If the analysis shows that certain files were accessed but no USB activity was detected, the next step in the investigation is to identify evidence that a cloud storage provider such as Dropbox, Google Drive or Microsoft OneDrive was accessed. The purpose of these applications is to share and sync data across multiple computers. For example, Dropbox may have been surreptitiously installed on the employee’s work computer as well as his or her home computer. Consequently, the simple act of syncing a company file to Dropbox will instantaneously also make that file available on the employee’s home computer.
The good news is that cloud storage applications often have corresponding log files and databases that record what files the user accesses and what activities are performed. These logs can signify files have been uploaded to the cloud in the past even if they have already been deleted from the shared folder.
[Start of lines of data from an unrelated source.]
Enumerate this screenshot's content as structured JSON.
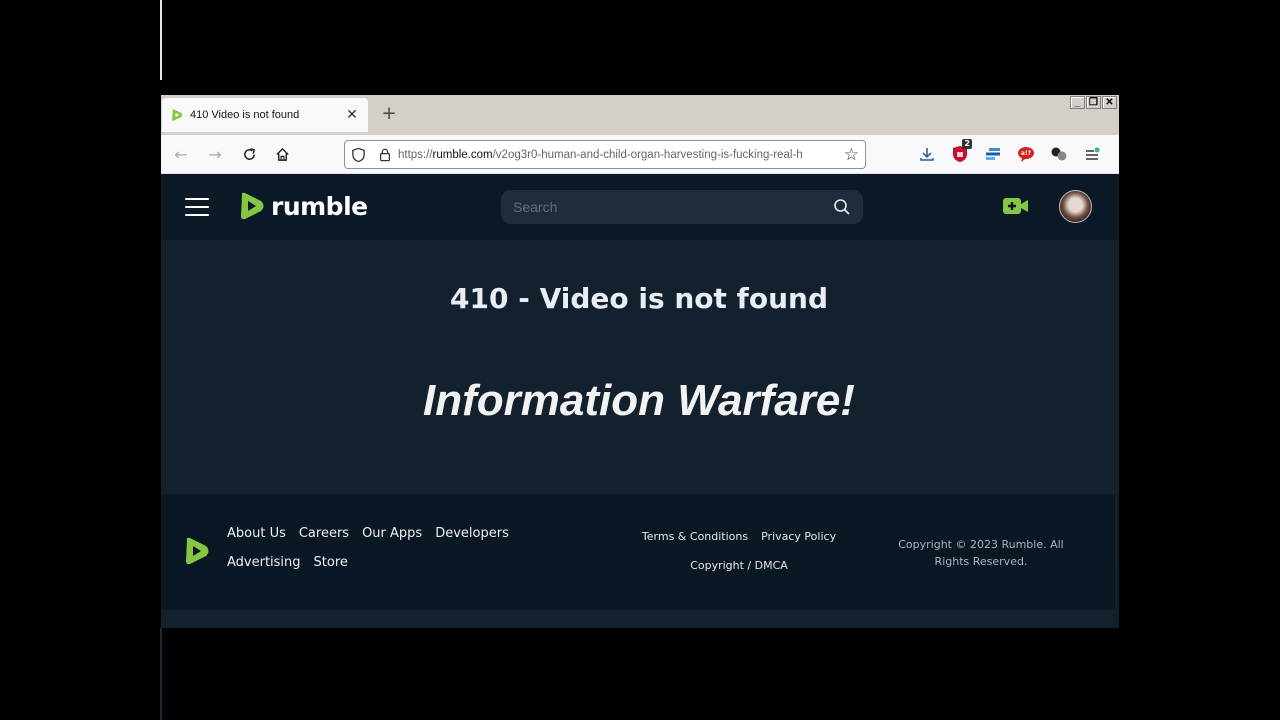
{
  "browser": {
    "tab": {
      "title": "410 Video is not found",
      "close_icon": "close-icon"
    },
    "new_tab_icon": "plus-icon",
    "window_controls": [
      "minimize",
      "restore",
      "close"
    ],
    "window_control_glyphs": [
      "_",
      "❐",
      "✕"
    ],
    "nav": {
      "back_icon": "arrow-left-icon",
      "forward_icon": "arrow-right-icon",
      "reload_icon": "reload-icon",
      "home_icon": "home-icon"
    },
    "url": {
      "scheme": "https://",
      "host": "rumble.com",
      "path": "/v2og3r0-human-and-child-organ-harvesting-is-fucking-real-h"
    },
    "extensions": [
      {
        "name": "downloads",
        "badge": ""
      },
      {
        "name": "ublock",
        "badge": "2"
      },
      {
        "name": "extension-blue",
        "badge": ""
      },
      {
        "name": "extension-red",
        "badge": ""
      },
      {
        "name": "extension-gray",
        "badge": ""
      },
      {
        "name": "menu",
        "badge": ""
      }
    ]
  },
  "site": {
    "brand": "rumble",
    "accent": "#85c742",
    "search": {
      "placeholder": "Search",
      "value": ""
    }
  },
  "main": {
    "error_title": "410 - Video is not found",
    "overlay_text": "Information Warfare!"
  },
  "footer": {
    "links": [
      "About Us",
      "Careers",
      "Our Apps",
      "Developers",
      "Advertising",
      "Store"
    ],
    "legal": [
      "Terms & Conditions",
      "Privacy Policy",
      "Copyright / DMCA"
    ],
    "copyright": "Copyright © 2023 Rumble. All Rights Reserved."
  }
}
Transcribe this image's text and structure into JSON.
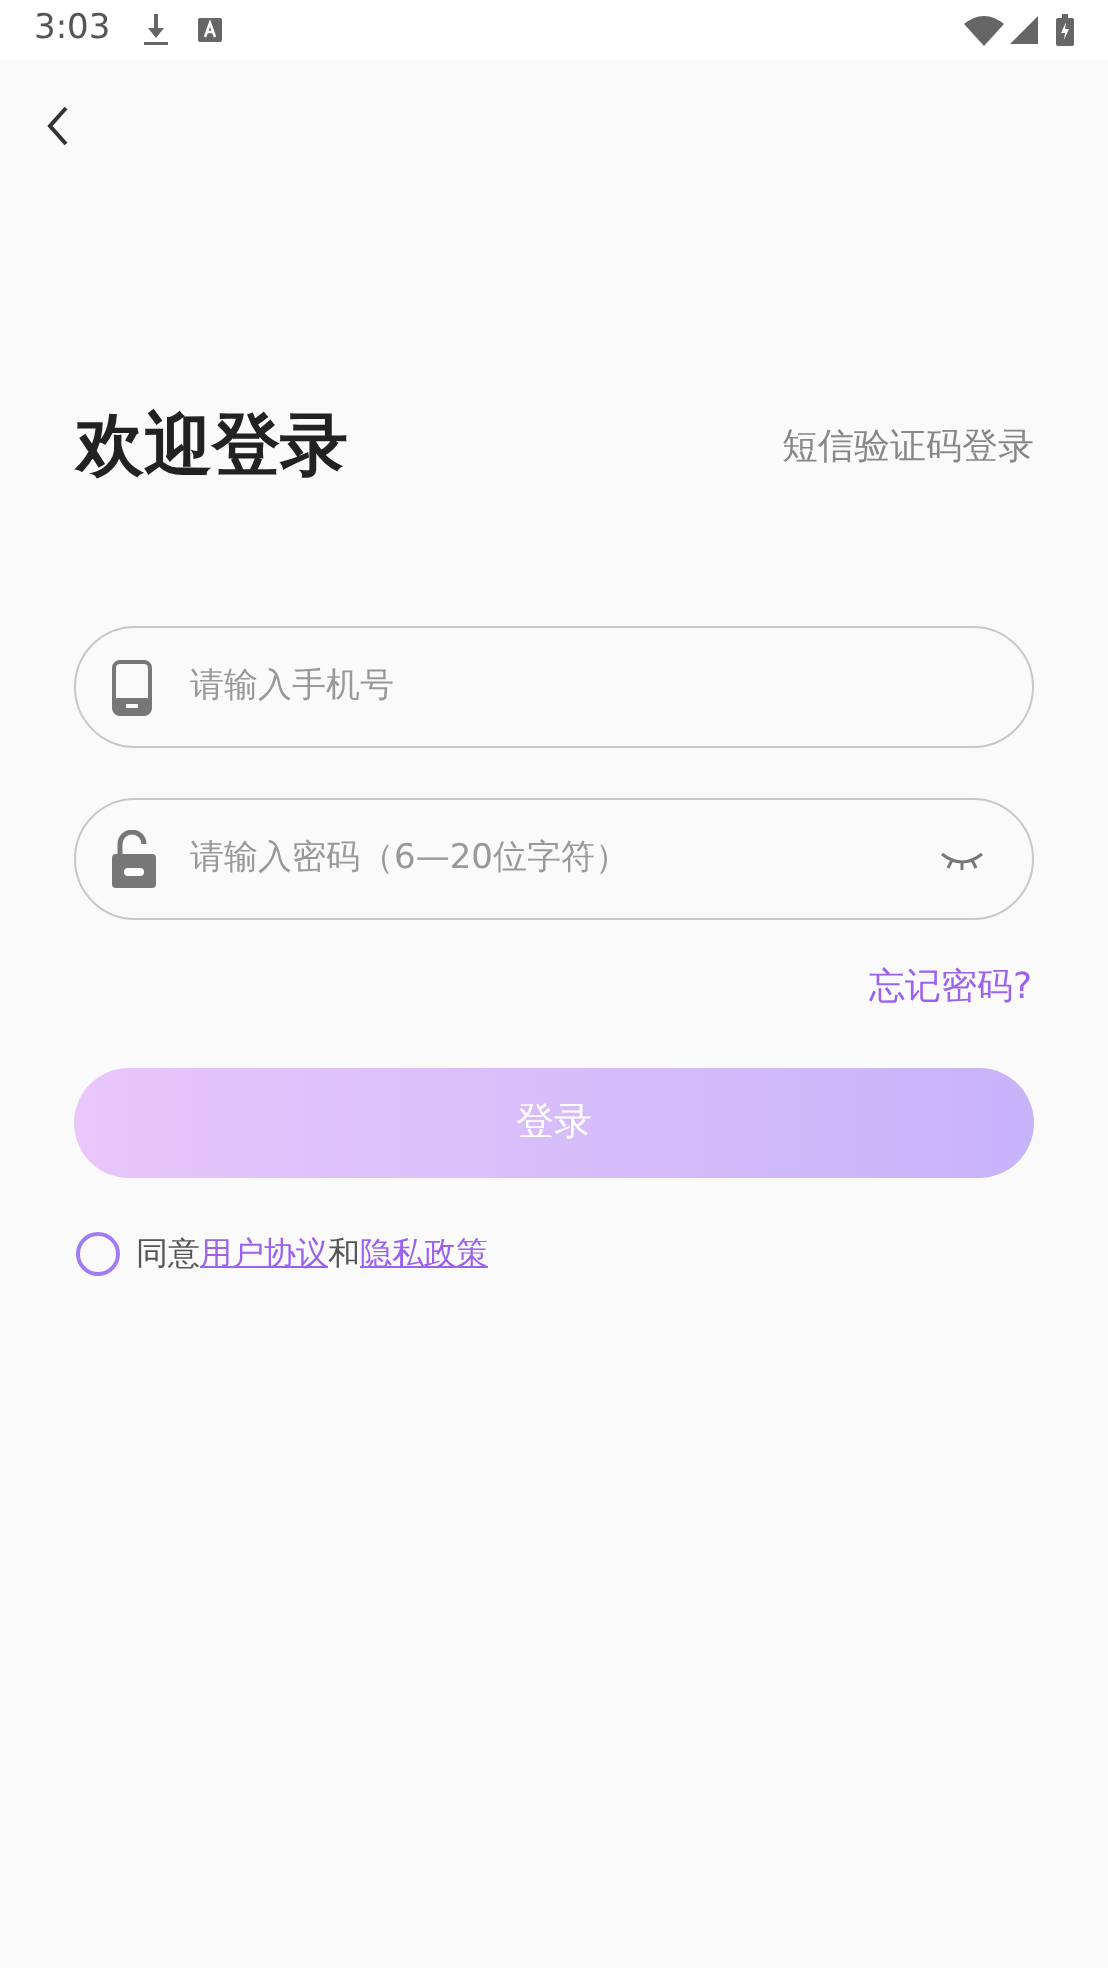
{
  "status_bar": {
    "time": "3:03"
  },
  "header": {
    "title": "欢迎登录",
    "switch_link": "短信验证码登录"
  },
  "phone_field": {
    "placeholder": "请输入手机号"
  },
  "password_field": {
    "placeholder": "请输入密码（6—20位字符）",
    "visible": false
  },
  "forgot_link": "忘记密码?",
  "login_button": {
    "label": "登录",
    "disabled": true
  },
  "agreement": {
    "checked": false,
    "parts": [
      {
        "kind": "text",
        "text": "同意"
      },
      {
        "kind": "link",
        "text": "用户协议"
      },
      {
        "kind": "text",
        "text": "和"
      },
      {
        "kind": "link",
        "text": "隐私政策"
      }
    ]
  }
}
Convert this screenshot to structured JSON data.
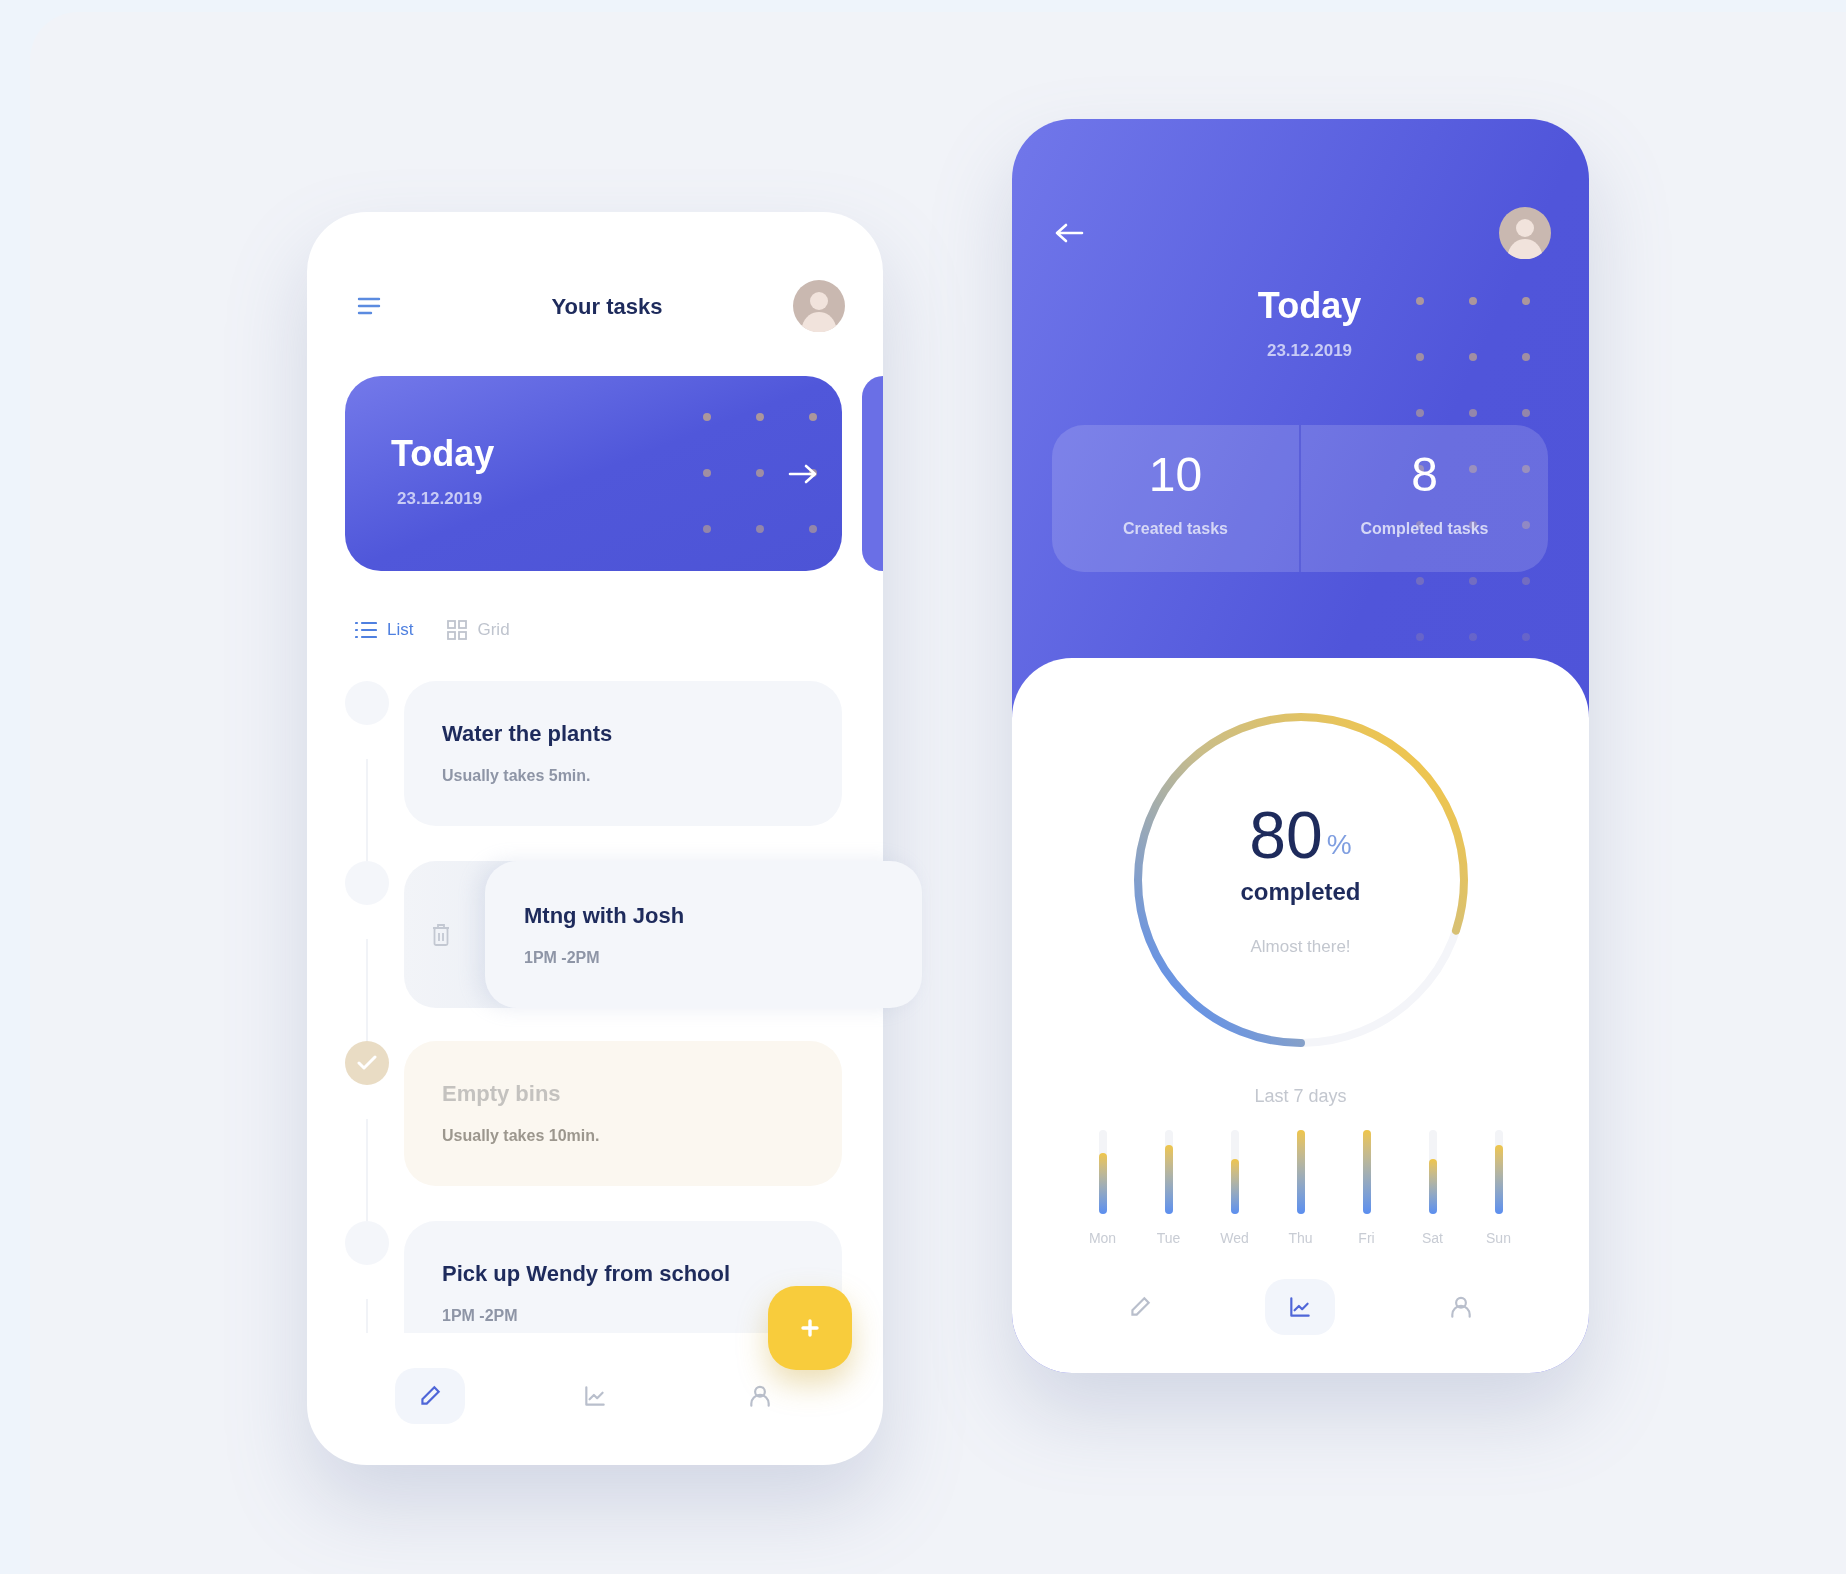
{
  "tasks_screen": {
    "title": "Your tasks",
    "today_card": {
      "title": "Today",
      "date": "23.12.2019"
    },
    "view_tabs": [
      {
        "label": "List",
        "kind": "list",
        "selected": true
      },
      {
        "label": "Grid",
        "kind": "grid",
        "selected": false
      }
    ],
    "tasks": [
      {
        "kind": "normal",
        "title": "Water the plants",
        "detail": "Usually takes 5min.",
        "done": false
      },
      {
        "kind": "swiped",
        "title": "Mtng with Josh",
        "detail": "1PM -2PM",
        "done": false
      },
      {
        "kind": "normal",
        "title": "Empty bins",
        "detail": "Usually takes 10min.",
        "done": true
      },
      {
        "kind": "normal",
        "title": "Pick up Wendy from school",
        "detail": "1PM -2PM",
        "done": false
      }
    ],
    "nav": [
      {
        "kind": "edit",
        "selected": true
      },
      {
        "kind": "stats",
        "selected": false
      },
      {
        "kind": "profile",
        "selected": false
      }
    ]
  },
  "stats_screen": {
    "title": "Today",
    "date": "23.12.2019",
    "stats": [
      {
        "value": "10",
        "label": "Created tasks"
      },
      {
        "value": "8",
        "label": "Completed tasks"
      }
    ],
    "progress": {
      "level": 0.8,
      "value": "80",
      "unit": "%",
      "label": "completed",
      "note": "Almost there!"
    },
    "week": {
      "title": "Last 7 days",
      "days": [
        {
          "label": "Mon",
          "level": 0.73
        },
        {
          "label": "Tue",
          "level": 0.82
        },
        {
          "label": "Wed",
          "level": 0.66
        },
        {
          "label": "Thu",
          "level": 1
        },
        {
          "label": "Fri",
          "level": 1
        },
        {
          "label": "Sat",
          "level": 0.66
        },
        {
          "label": "Sun",
          "level": 0.82
        }
      ]
    },
    "nav": [
      {
        "kind": "edit",
        "selected": false
      },
      {
        "kind": "stats",
        "selected": true
      },
      {
        "kind": "profile",
        "selected": false
      }
    ]
  }
}
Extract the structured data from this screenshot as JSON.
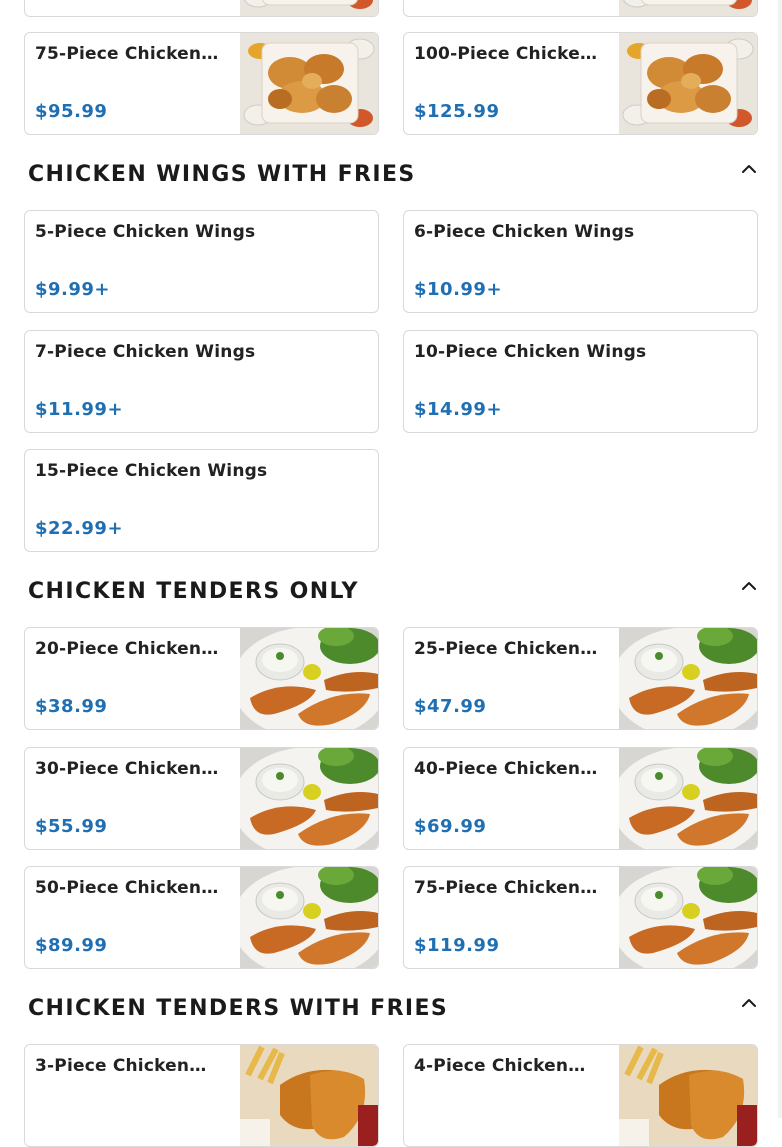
{
  "colors": {
    "price": "#1f6fb2",
    "border": "#d9d9d9",
    "title": "#1a1a1a"
  },
  "icons": {
    "collapse": "chevron-up-icon"
  },
  "top_partial": [
    {
      "name": "",
      "price": "",
      "image": "chicken-pieces-tray-photo"
    },
    {
      "name": "",
      "price": "",
      "image": "chicken-pieces-tray-photo"
    }
  ],
  "top_items": [
    {
      "name": "75-Piece Chicken…",
      "price": "$95.99",
      "image": "chicken-pieces-tray-photo"
    },
    {
      "name": "100-Piece Chicken…",
      "price": "$125.99",
      "image": "chicken-pieces-tray-photo"
    }
  ],
  "sections": [
    {
      "title": "CHICKEN WINGS WITH FRIES",
      "items": [
        {
          "name": "5-Piece Chicken Wings",
          "price": "$9.99+"
        },
        {
          "name": "6-Piece Chicken Wings",
          "price": "$10.99+"
        },
        {
          "name": "7-Piece Chicken Wings",
          "price": "$11.99+"
        },
        {
          "name": "10-Piece Chicken Wings",
          "price": "$14.99+"
        },
        {
          "name": "15-Piece Chicken Wings",
          "price": "$22.99+"
        }
      ]
    },
    {
      "title": "CHICKEN TENDERS ONLY",
      "items": [
        {
          "name": "20-Piece Chicken…",
          "price": "$38.99",
          "image": "chicken-tenders-plate-photo"
        },
        {
          "name": "25-Piece Chicken…",
          "price": "$47.99",
          "image": "chicken-tenders-plate-photo"
        },
        {
          "name": "30-Piece Chicken…",
          "price": "$55.99",
          "image": "chicken-tenders-plate-photo"
        },
        {
          "name": "40-Piece Chicken…",
          "price": "$69.99",
          "image": "chicken-tenders-plate-photo"
        },
        {
          "name": "50-Piece Chicken…",
          "price": "$89.99",
          "image": "chicken-tenders-plate-photo"
        },
        {
          "name": "75-Piece Chicken…",
          "price": "$119.99",
          "image": "chicken-tenders-plate-photo"
        }
      ]
    },
    {
      "title": "CHICKEN TENDERS WITH FRIES",
      "items": [
        {
          "name": "3-Piece Chicken…",
          "price": "",
          "image": "tenders-with-fries-photo"
        },
        {
          "name": "4-Piece Chicken…",
          "price": "",
          "image": "tenders-with-fries-photo"
        }
      ]
    }
  ]
}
Some of these applications even save deleted data in a separate “hidden” folder on the computer itself that users typically are not aware of. As a result, a theft of IP analysis may show that Dropbox was installed on the user’s work computer and that early in the morning on Oct. 7, 2016, 50 files were deleted and the “hidden” folder reveals these were company files.
Personal Email Accounts
Some individuals may use their company email to send attachments to their personal email account such as Yahoo or Gmail. In these cases, forensic experts are able to perform a preservation of the employee’s work email to identify and document the evidence of misconduct.
Internet History Report
An Internet history report can be generated that shows, inter alia, recent Internet searches, websites and pages visited, cookies from websites, and Internet downloads that occurred. Such information is helpful in establishing what an individual thought was important or even their state of mind. For example, analysts have discovered that individuals have searched on how to delete data or copy data surreptitiously and that they reviewed websites that were in essence “how to manuals” to perform certain deleterious acts.
Finally, individuals who are a little less aware of more modern techniques to copy data will simply print the documents they wish to take out the door. In these cases, forensic experts are able determine the last known print date of Microsoft Office documents.
Deliverables and Project Timeframe
The turnaround time for a theft of IP analysis performed by an analyst is typically one week. Deliverables provided will be easy to understand in the form of spreadsheets, HTML reports, and written reports containing the findings of the analysis. A forensic expert should also spend time with the client either over the phone or in person to discuss the reports in detail so that they know exactly what a report contains and the assumptions and opinions of the forensic expert. If necessary, an expert will also provide depositions or expert witness testimony regarding the authenticity of the evidence and their findings.
Timothy M. Opsitnick is president, Joseph M. Anguilano is director of operations, and Trevor B. Tucker is a forensic analyst of JURINNOV, LLC. JURINNOV, LLC, a wholly-owned subsidiary of Technology Concepts & Design, Inc. (TCDI), a technology company that provides cybersecurity and e-discovery services.
The views expressed in the article are those of the authors and not necessarily the views of their clients or other attorneys in their firm.